Sing si lip yan
Sing si lip yan

And then the problem vanished. It was neither government fiat nor divine intervention that did the trick. City dwellers did not rise up in some mass movement of altruism or self–‐restraint, surrendering all the benefits of horse power. The problem was solved by technological innovation. No, not the invention of a dung–‐less animal. The horse was kicked to the curb by the electric streetcar and the automobile, both of which were extravagantly cleaner and far more efficient. The automobile, cheaper to own and operate than a horse–‐drawn vehicle, was proclaimed 'an environmental savior.' Cities around the world were able to take a deep breath,without holding their noses at last,and resume their march of progress.

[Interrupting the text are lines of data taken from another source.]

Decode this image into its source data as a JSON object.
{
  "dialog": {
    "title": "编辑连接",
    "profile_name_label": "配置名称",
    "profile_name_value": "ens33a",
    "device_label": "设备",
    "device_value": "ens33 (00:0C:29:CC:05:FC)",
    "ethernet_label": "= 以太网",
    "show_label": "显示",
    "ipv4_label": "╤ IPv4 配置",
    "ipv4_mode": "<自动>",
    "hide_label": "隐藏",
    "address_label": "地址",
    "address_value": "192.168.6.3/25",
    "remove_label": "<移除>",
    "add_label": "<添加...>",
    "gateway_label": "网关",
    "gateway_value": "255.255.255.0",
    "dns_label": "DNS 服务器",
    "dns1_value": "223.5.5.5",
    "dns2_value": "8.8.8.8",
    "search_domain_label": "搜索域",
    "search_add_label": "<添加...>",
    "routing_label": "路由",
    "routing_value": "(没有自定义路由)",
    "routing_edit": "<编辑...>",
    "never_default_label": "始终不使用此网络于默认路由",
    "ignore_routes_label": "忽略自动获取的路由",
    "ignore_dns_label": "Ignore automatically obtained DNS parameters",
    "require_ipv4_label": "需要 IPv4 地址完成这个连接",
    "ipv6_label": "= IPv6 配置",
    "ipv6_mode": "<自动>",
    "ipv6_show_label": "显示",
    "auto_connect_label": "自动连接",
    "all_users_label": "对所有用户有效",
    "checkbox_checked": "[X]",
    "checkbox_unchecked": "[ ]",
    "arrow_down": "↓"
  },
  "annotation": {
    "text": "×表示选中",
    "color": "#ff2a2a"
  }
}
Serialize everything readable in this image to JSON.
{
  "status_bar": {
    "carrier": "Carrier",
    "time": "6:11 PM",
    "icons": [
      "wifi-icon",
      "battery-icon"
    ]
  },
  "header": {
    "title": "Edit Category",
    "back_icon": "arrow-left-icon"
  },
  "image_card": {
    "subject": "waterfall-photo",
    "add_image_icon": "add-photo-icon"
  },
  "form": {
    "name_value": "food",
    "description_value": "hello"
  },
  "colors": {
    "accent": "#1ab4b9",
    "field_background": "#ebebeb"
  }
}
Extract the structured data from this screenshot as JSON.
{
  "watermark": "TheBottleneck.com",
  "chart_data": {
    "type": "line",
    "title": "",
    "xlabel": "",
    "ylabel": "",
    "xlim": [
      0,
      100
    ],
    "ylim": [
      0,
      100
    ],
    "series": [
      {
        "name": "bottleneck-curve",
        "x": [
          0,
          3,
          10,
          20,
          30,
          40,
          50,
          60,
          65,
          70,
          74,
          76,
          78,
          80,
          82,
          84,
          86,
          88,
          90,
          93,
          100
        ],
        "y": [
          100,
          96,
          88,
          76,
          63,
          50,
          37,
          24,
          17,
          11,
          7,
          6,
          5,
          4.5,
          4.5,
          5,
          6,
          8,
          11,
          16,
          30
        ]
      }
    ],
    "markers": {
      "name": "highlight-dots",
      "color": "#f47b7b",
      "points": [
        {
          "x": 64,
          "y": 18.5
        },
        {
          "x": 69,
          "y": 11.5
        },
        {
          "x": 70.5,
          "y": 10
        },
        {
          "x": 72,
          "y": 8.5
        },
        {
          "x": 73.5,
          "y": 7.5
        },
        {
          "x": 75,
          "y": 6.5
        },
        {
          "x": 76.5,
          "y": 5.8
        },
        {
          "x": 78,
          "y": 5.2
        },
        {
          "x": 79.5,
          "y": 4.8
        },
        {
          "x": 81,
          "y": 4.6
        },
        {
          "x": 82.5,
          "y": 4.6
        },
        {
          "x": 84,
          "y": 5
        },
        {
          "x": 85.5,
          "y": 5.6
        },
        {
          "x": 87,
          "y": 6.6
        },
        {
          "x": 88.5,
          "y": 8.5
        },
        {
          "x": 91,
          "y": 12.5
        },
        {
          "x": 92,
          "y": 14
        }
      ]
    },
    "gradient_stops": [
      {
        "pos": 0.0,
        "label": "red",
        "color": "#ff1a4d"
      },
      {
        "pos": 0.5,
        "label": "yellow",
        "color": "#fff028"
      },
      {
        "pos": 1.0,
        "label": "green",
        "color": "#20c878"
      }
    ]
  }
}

The story, unfortunately, does not end there. The solutions that saved the twentieth century seem to have imperiled the twenty–‐first, because the automobile and electric streetcar carried their own negative externalities. The carbon emissions spat out over the past century by more than 1 billion cars and thousands of coal–‐burning power plants seem to have warmed the earth's atmosphere. Just as equine activity once threatened to stomp out civilization, there is now a fear that human activity will do the same. Martin Weitzman, an environmental economist at Harvard, argues there is a roughly 5 percent chance that global temperatures will rise enough to 'effectively destroy planet Earth as we know it.' In some quarters,the media, for instance, which never met a potential apocalypse it didn't like,the fatalism runs even stronger.

This is perhaps not very surprising. When the solution to a given problem doesn't lay right before our eyes, it is easy to assume that no solution exists. But history has shown again and again that such assumptions are wrong.

This is not to say the world is perfect. Nor that all progress is always good. Even widespread societal gains inevitably produce losses for some people. That's why the economist Joseph Schumpeter referred to capitalism as 'creative destruction.'

But humankind has a great capacity for finding technological solutions to seemingly intractable problems, and this will likely be the case for global warming. It isn't that the problem isn't potentially large. It's just that human ingenuity,when given proper incentives,is bound to be larger. Even more encouraging, technological fixes are often far simpler, and therefore cheaper, than the doomsayers could have imagined. Indeed, in the final chapter of this book we'll meet a band of renegade engineers who have developed not one but three global–‐warming fixes, any of which could be bought for less than the annual sales tally of all the Thoroughbred horses at Keeneland auction house in Kentucky.

The value of horse manure, incidentally, has rebounded, so much so that the owners of one Massachusetts farm recently called the police to stop a neighbor from hauling it away. The neighbor claimed there was a misunderstanding, that he'd been given permission by the farm's previous owner. But the current owner wouldn't back down, demanding $600 for the manure.

Who was this manure–‐loving neighbor? None other than Martin Weitzman, the economist with the grave global–‐ warming prediction.

'Congratulations,' one colleague wrote to Weitzman when the story hit the papers. 'Most economists I know are net exporters of horseshit. And you are, it seems, a net importer.'